Due to the blending of mass industry and great art, the Art Nouveau floral themes swiftly became a significant element of daily life. Many Alphonse Mucha sketches employed lithography as the printing method. Like The Four Seasons, some of his posters were created as complete sets.
Sarah Bernhardt’s Contribution
In December 1894, when famed actress Sarah Bernhardt was at the height of her career and seeking an artist to create a new poster for the play of Gismonda in which she was appearing, Mucha, who was struggling financially, eventually got his big break.
The managing director Maurice de Brunhoff last-minutely hired the ardent theater enthusiast Mucha to create the campaign, which the artist executed as an enormous billboard with romantic themes, swirling silhouettes, and mosaic patterns. Alfons Mucha became a well-known artist due to the artwork shown all around Paris, and he signed a long-term deal with Bernhardt.
Bernhardt was shown wearing the garb of Byzantine noblewoman, carrying a palm branch with an orchid headpiece and flowery stole.
The elaborate rainbow-shaped arch behind her head, which resembled a halo and highlighted her face, was one of the posters’ novel design elements. All of his ensuing theater posters included this characteristic.
The Byzantine mosaic tiles behind her head were the sole backdrop adornment. Unlike the customary bright-colored posters of the day, the poster had outstanding artistry and delicate pastel tones. The title and decorations at the top of the poster balanced out the bottom, with the theater’s name as the only pertinent information. They were presented in the slightest possible manner.
Mucha’sMucha’s legacy survives until today. The Art Nouveau form language is brought into the present by the modern award-winning artist Echo Chernik, inspired by its undulating lines.
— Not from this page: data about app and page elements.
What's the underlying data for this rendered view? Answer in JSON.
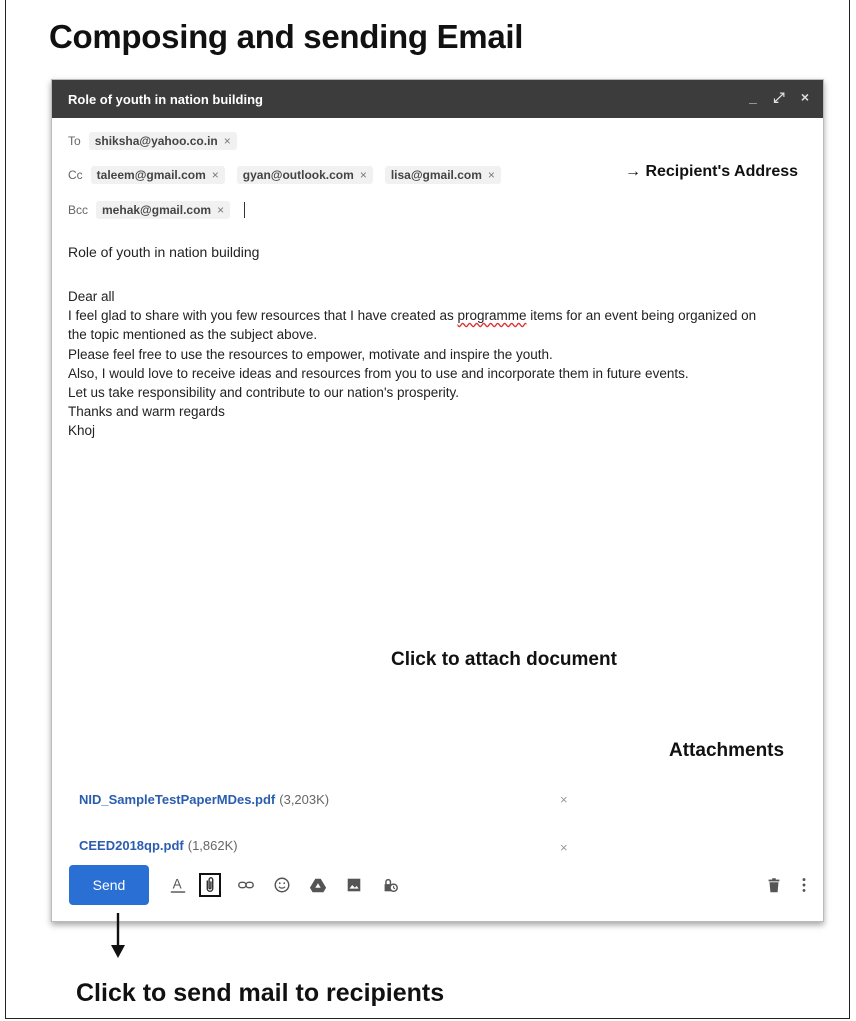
{
  "page": {
    "title": "Composing and sending Email",
    "annotations": {
      "recipients": "→ Recipient's Address",
      "attach_doc": "Click to attach document",
      "attachments": "Attachments",
      "send": "Click to send mail to recipients"
    }
  },
  "compose": {
    "window_title": "Role of youth in nation building",
    "window_buttons": {
      "minimize": "_",
      "expand": "⤢",
      "close": "×"
    },
    "to": {
      "label": "To",
      "recipients": [
        "shiksha@yahoo.co.in"
      ]
    },
    "cc": {
      "label": "Cc",
      "recipients": [
        "taleem@gmail.com",
        "gyan@outlook.com",
        "lisa@gmail.com"
      ]
    },
    "bcc": {
      "label": "Bcc",
      "recipients": [
        "mehak@gmail.com"
      ]
    },
    "chip_remove": "×",
    "subject": "Role of youth in nation building",
    "body": {
      "greeting": "Dear all",
      "line1_pre": "I feel glad to share with you few resources that I have created as ",
      "line1_flag": "programme",
      "line1_post": " items for an event being organized on",
      "line2": "the topic mentioned as the subject above.",
      "line3": "Please feel free to use the resources to empower, motivate and inspire the youth.",
      "line4": "Also, I would love to receive ideas and resources from you to use and incorporate them in future events.",
      "line5": "Let us take responsibility and contribute to our nation's prosperity.",
      "line6": "Thanks and warm regards",
      "signature": "Khoj"
    },
    "attachments": [
      {
        "name": "NID_SampleTestPaperMDes.pdf",
        "size": "(3,203K)"
      },
      {
        "name": "CEED2018qp.pdf",
        "size": "(1,862K)"
      }
    ],
    "attachment_remove": "×",
    "toolbar": {
      "send_label": "Send",
      "icons": [
        "format-text-icon",
        "attach-icon",
        "link-icon",
        "emoji-icon",
        "drive-icon",
        "photo-icon",
        "confidential-icon",
        "trash-icon",
        "more-icon"
      ],
      "accent": "#2a6fd4"
    }
  }
}
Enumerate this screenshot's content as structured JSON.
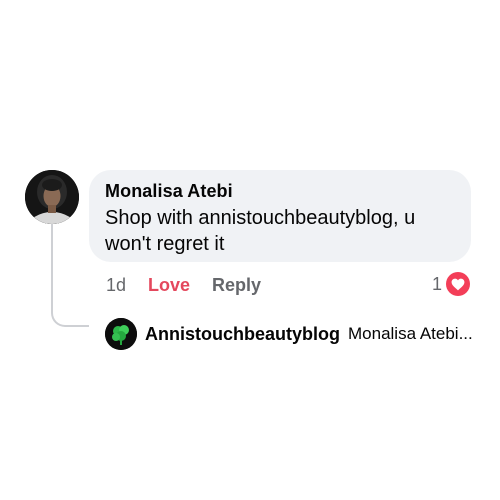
{
  "comment": {
    "author": "Monalisa Atebi",
    "text": "Shop with annistouchbeautyblog, u won't regret it",
    "time": "1d",
    "love_label": "Love",
    "reply_label": "Reply",
    "reaction_count": "1",
    "reaction_icon": "heart-icon",
    "love_color": "#e4485d"
  },
  "reply": {
    "author": "Annistouchbeautyblog",
    "preview": "Monalisa Atebi..."
  }
}
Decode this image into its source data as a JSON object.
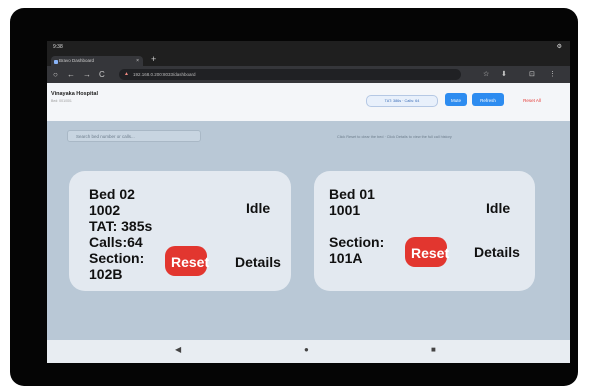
{
  "statusbar": {
    "time": "9:38",
    "signal": "⚙"
  },
  "browser": {
    "tab_title": "Bravo Dashboard",
    "new_tab": "+",
    "url": "192.168.0.200:8033/dashboard",
    "icons": {
      "back": "←",
      "forward": "→",
      "reload": "C",
      "star": "☆",
      "download": "⬇",
      "tabs": "⊡",
      "menu": "⋮",
      "lock": "▲"
    }
  },
  "app": {
    "hospital": "Vinayaka Hospital",
    "version": "Bed: 001/001",
    "status_pill": "TAT: 386s · Calls: 64",
    "mute_label": "Mute",
    "refresh_label": "Refresh",
    "reset_all_label": "Reset All",
    "search_placeholder": "Search bed number or calls...",
    "hint": "Click Reset to clear the bed · Click Details to view the full call history"
  },
  "beds": [
    {
      "info": "Bed 02\n1002\nTAT: 385s\nCalls:64\nSection:\n102B",
      "status": "Idle",
      "reset_label": "Reset",
      "details_label": "Details"
    },
    {
      "info": "Bed 01\n1001\n\nSection:\n101A",
      "status": "Idle",
      "reset_label": "Reset",
      "details_label": "Details"
    }
  ],
  "android_nav": {
    "back": "◀",
    "home": "●",
    "recents": "■"
  },
  "colors": {
    "accent": "#2d8cf0",
    "danger": "#e2362f",
    "background": "#b9c8d6",
    "card": "#e3e9f0"
  }
}
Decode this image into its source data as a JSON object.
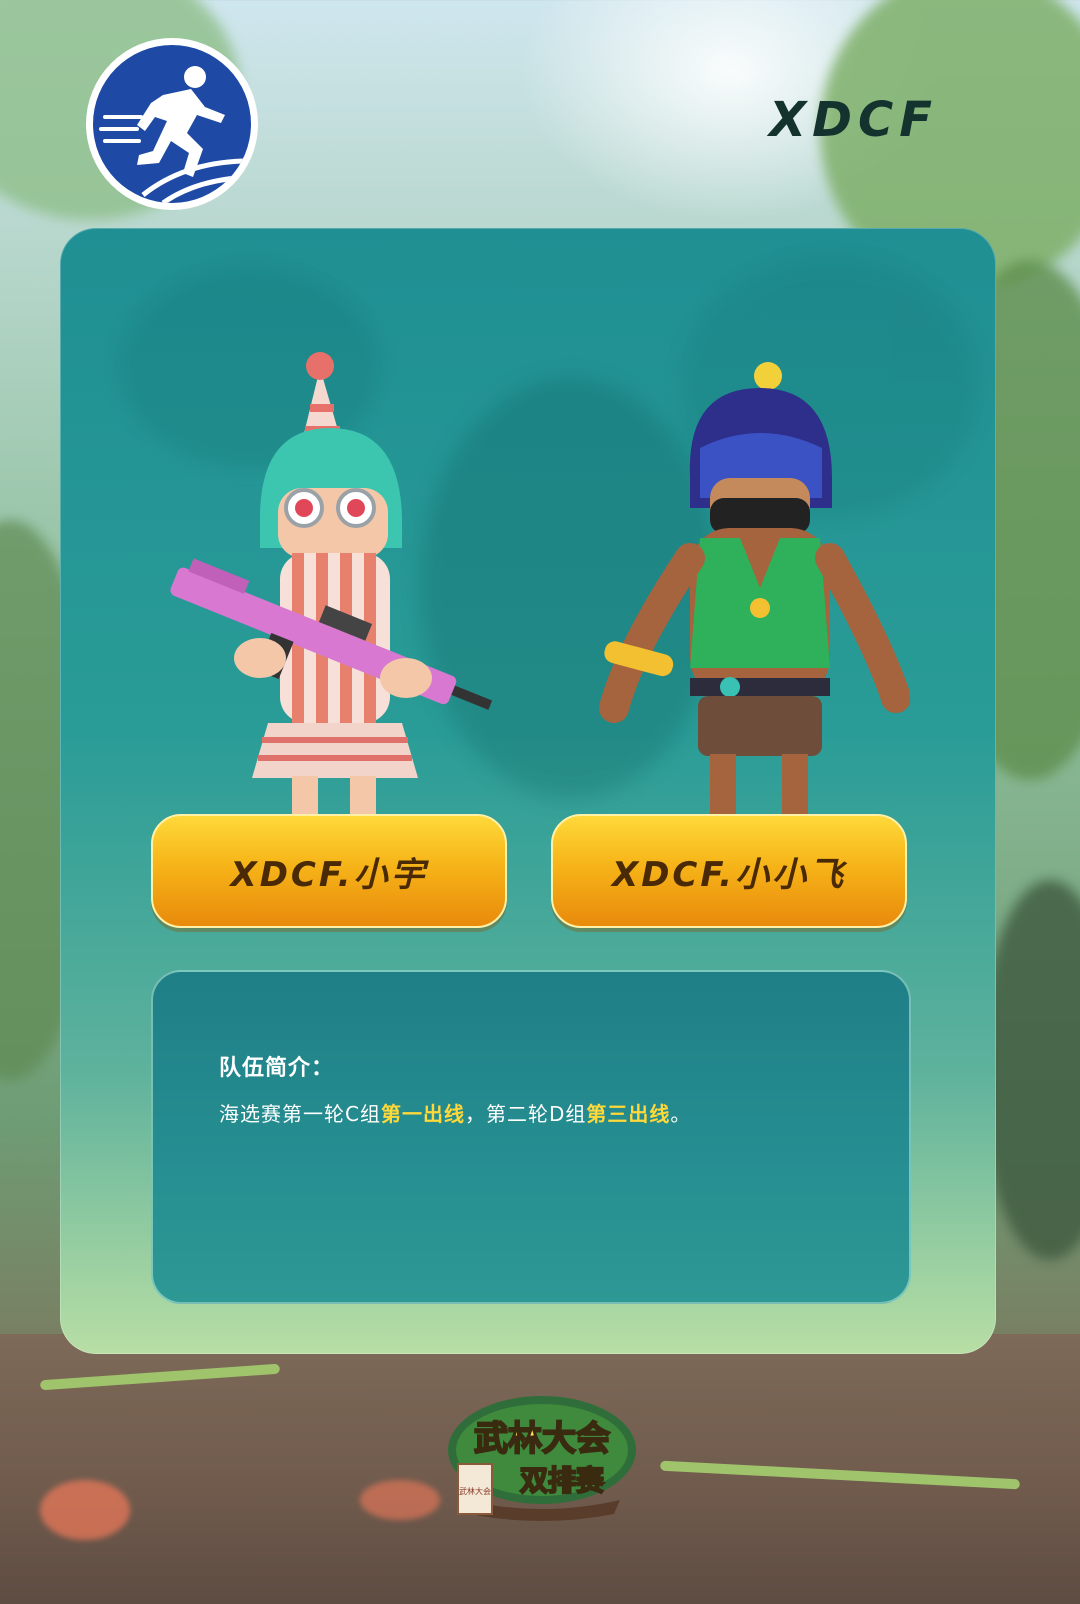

Mucha’sMucha’s legacy and the Art Nouveau movement’s impact opened the path for commercial graphic design and artistry to be raised to the status of a replicable art form.